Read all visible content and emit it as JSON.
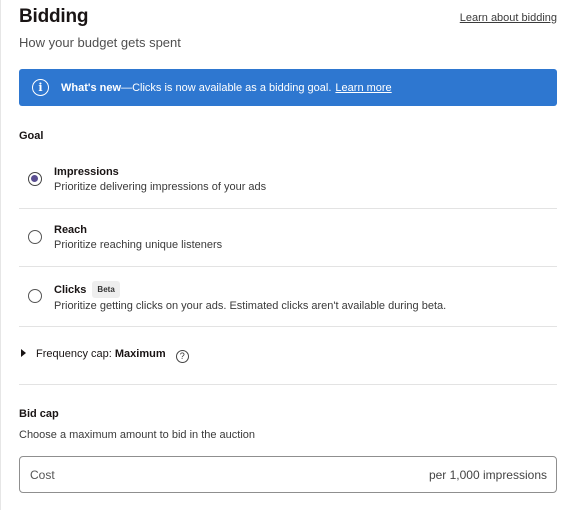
{
  "header": {
    "title": "Bidding",
    "subtitle": "How your budget gets spent",
    "learn_link": "Learn about bidding"
  },
  "banner": {
    "icon": "info-icon",
    "strong": "What's new",
    "text": "—Clicks is now available as a bidding goal.",
    "link": "Learn more",
    "color": "#2e77d0"
  },
  "goal": {
    "label": "Goal",
    "selected": "Impressions",
    "options": [
      {
        "title": "Impressions",
        "description": "Prioritize delivering impressions of your ads",
        "checked": true
      },
      {
        "title": "Reach",
        "description": "Prioritize reaching unique listeners",
        "checked": false
      },
      {
        "title": "Clicks",
        "badge": "Beta",
        "description": "Prioritize getting clicks on your ads. Estimated clicks aren't available during beta.",
        "checked": false
      }
    ]
  },
  "frequency_cap": {
    "label": "Frequency cap:",
    "value": "Maximum",
    "help_icon": "question-circle-icon"
  },
  "bid_cap": {
    "label": "Bid cap",
    "description": "Choose a maximum amount to bid in the auction",
    "placeholder": "Cost",
    "suffix": "per 1,000 impressions"
  }
}
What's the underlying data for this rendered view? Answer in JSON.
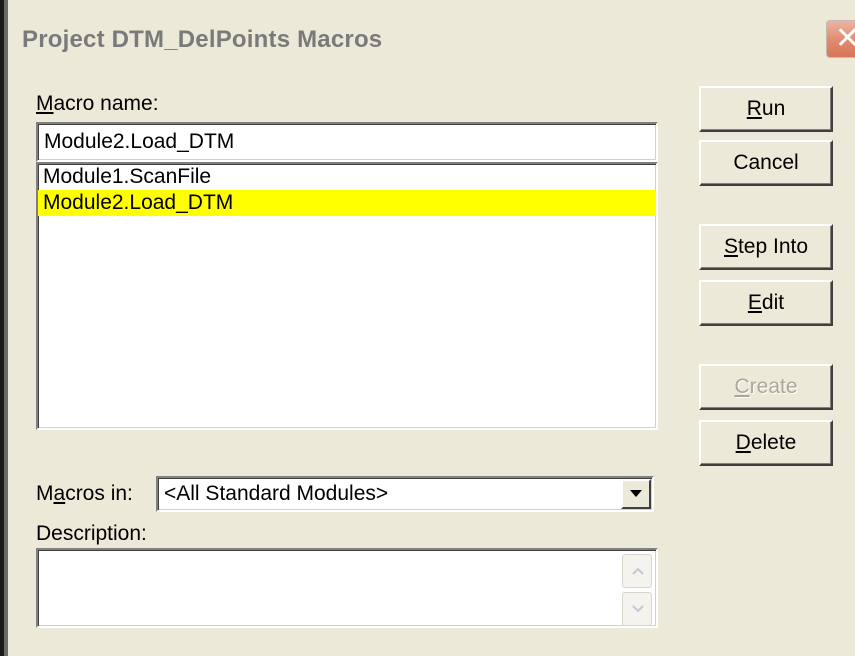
{
  "window": {
    "title": "Project DTM_DelPoints Macros",
    "close_glyph": "✕"
  },
  "macro_name": {
    "label_mnemonic": "M",
    "label_rest": "acro name:",
    "value": "Module2.Load_DTM"
  },
  "macro_list": {
    "items": [
      {
        "label": "Module1.ScanFile",
        "selected": false
      },
      {
        "label": "Module2.Load_DTM",
        "selected": true
      }
    ],
    "selection_color": "#ffff00"
  },
  "buttons": {
    "run": {
      "mnemonic": "R",
      "rest": "un"
    },
    "cancel": {
      "label": "Cancel"
    },
    "step_into": {
      "mnemonic": "S",
      "rest": "tep Into"
    },
    "edit": {
      "mnemonic": "E",
      "rest": "dit"
    },
    "create": {
      "mnemonic": "C",
      "rest": "reate",
      "enabled": false
    },
    "delete": {
      "mnemonic": "D",
      "rest": "elete"
    }
  },
  "macros_in": {
    "label_before": "M",
    "label_mnemonic": "a",
    "label_after": "cros in:",
    "selected": "<All Standard Modules>"
  },
  "description": {
    "label": "Description:",
    "value": ""
  },
  "icons": {
    "close": "close-icon",
    "dropdown": "chevron-down-icon",
    "scroll_up": "scroll-up-arrow-icon",
    "scroll_down": "scroll-down-arrow-icon"
  },
  "colors": {
    "dialog_bg": "#ece9d8",
    "close_button": "#e08a6e",
    "disabled_text": "#aca899"
  }
}
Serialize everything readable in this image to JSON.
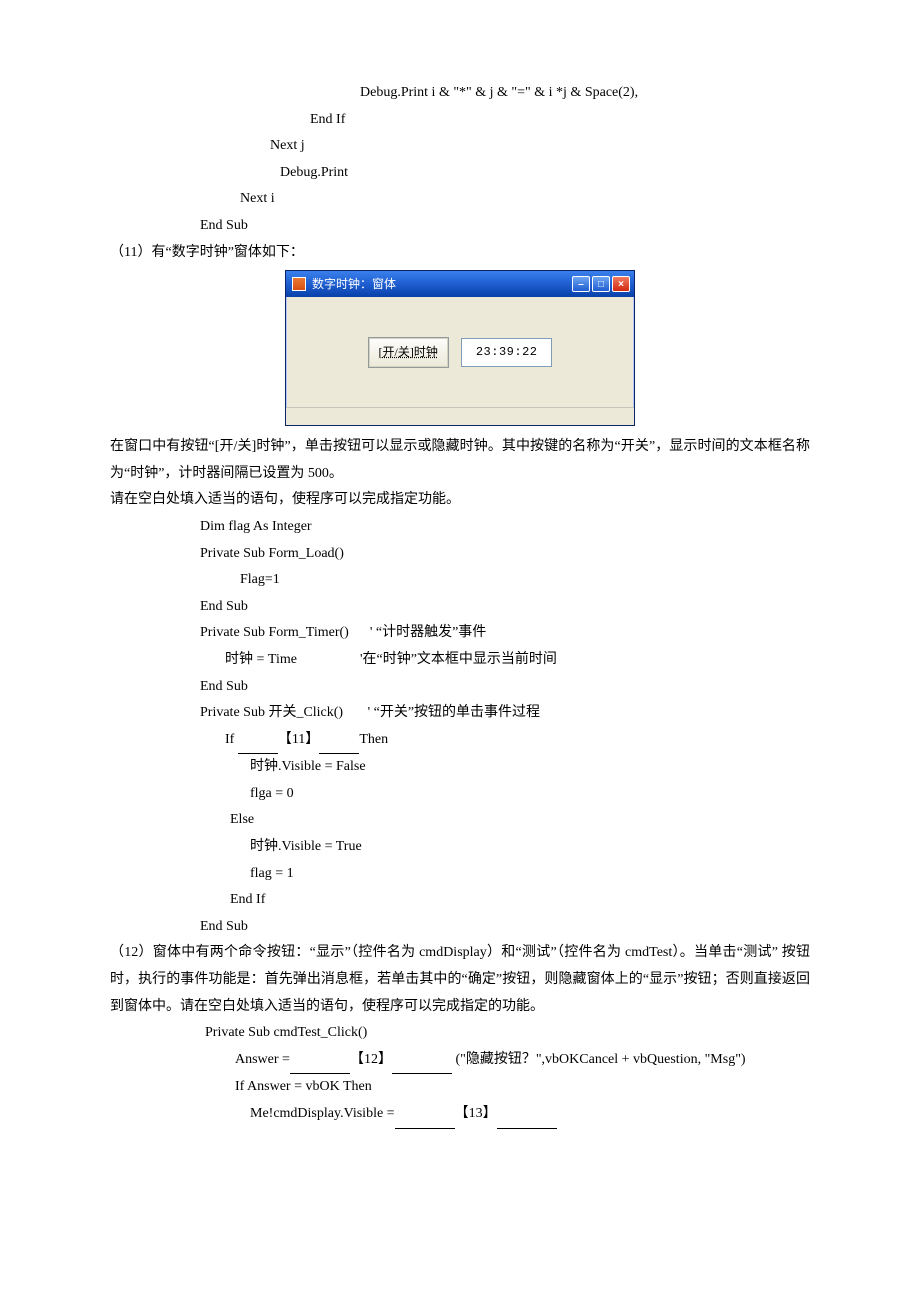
{
  "code_top": {
    "l1": "Debug.Print i & \"*\" & j & \"=\" & i *j & Space(2),",
    "l2": "End If",
    "l3": "Next j",
    "l4": "Debug.Print",
    "l5": "Next i",
    "l6": "End Sub"
  },
  "q11": {
    "heading": "（11）有“数字时钟”窗体如下：",
    "win_title": "数字时钟：窗体",
    "btn_label": "[开/关]时钟",
    "time_value": "23:39:22",
    "min_cap": "–",
    "max_cap": "□",
    "close_cap": "×",
    "para1": "在窗口中有按钮“[开/关]时钟”，单击按钮可以显示或隐藏时钟。其中按键的名称为“开关”，显示时间的文本框名称为“时钟”，计时器间隔已设置为 500。",
    "para2": "请在空白处填入适当的语句，使程序可以完成指定功能。",
    "c1": "Dim flag As Integer",
    "c2": "Private Sub Form_Load()",
    "c3": "Flag=1",
    "c4": "End Sub",
    "c5": "Private Sub Form_Timer()",
    "c5c": "' “计时器触发”事件",
    "c6": "时钟  = Time",
    "c6c": "'在“时钟”文本框中显示当前时间",
    "c7": "End Sub",
    "c8": "Private Sub  开关_Click()",
    "c8c": "' “开关”按钮的单击事件过程",
    "c9a": "If  ",
    "c9b": "【11】",
    "c9c": "Then",
    "c10": "时钟.Visible = False",
    "c11": "flga = 0",
    "c12": "Else",
    "c13": "时钟.Visible = True",
    "c14": "flag = 1",
    "c15": "End If",
    "c16": "End Sub"
  },
  "q12": {
    "para": "（12）窗体中有两个命令按钮：“显示”（控件名为 cmdDisplay）和“测试”（控件名为 cmdTest）。当单击“测试” 按钮时，执行的事件功能是：首先弹出消息框，若单击其中的“确定”按钮，则隐藏窗体上的“显示”按钮；否则直接返回到窗体中。请在空白处填入适当的语句，使程序可以完成指定的功能。",
    "c1": "Private Sub cmdTest_Click()",
    "c2a": "Answer =",
    "c2b": "【12】",
    "c2c": "  (\"隐藏按钮？\",vbOKCancel + vbQuestion, \"Msg\")",
    "c3": "If Answer = vbOK Then",
    "c4a": "Me!cmdDisplay.Visible =",
    "c4b": "【13】"
  }
}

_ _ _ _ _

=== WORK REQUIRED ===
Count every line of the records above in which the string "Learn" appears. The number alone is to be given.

=== ANSWER FOR THE TASK ===
2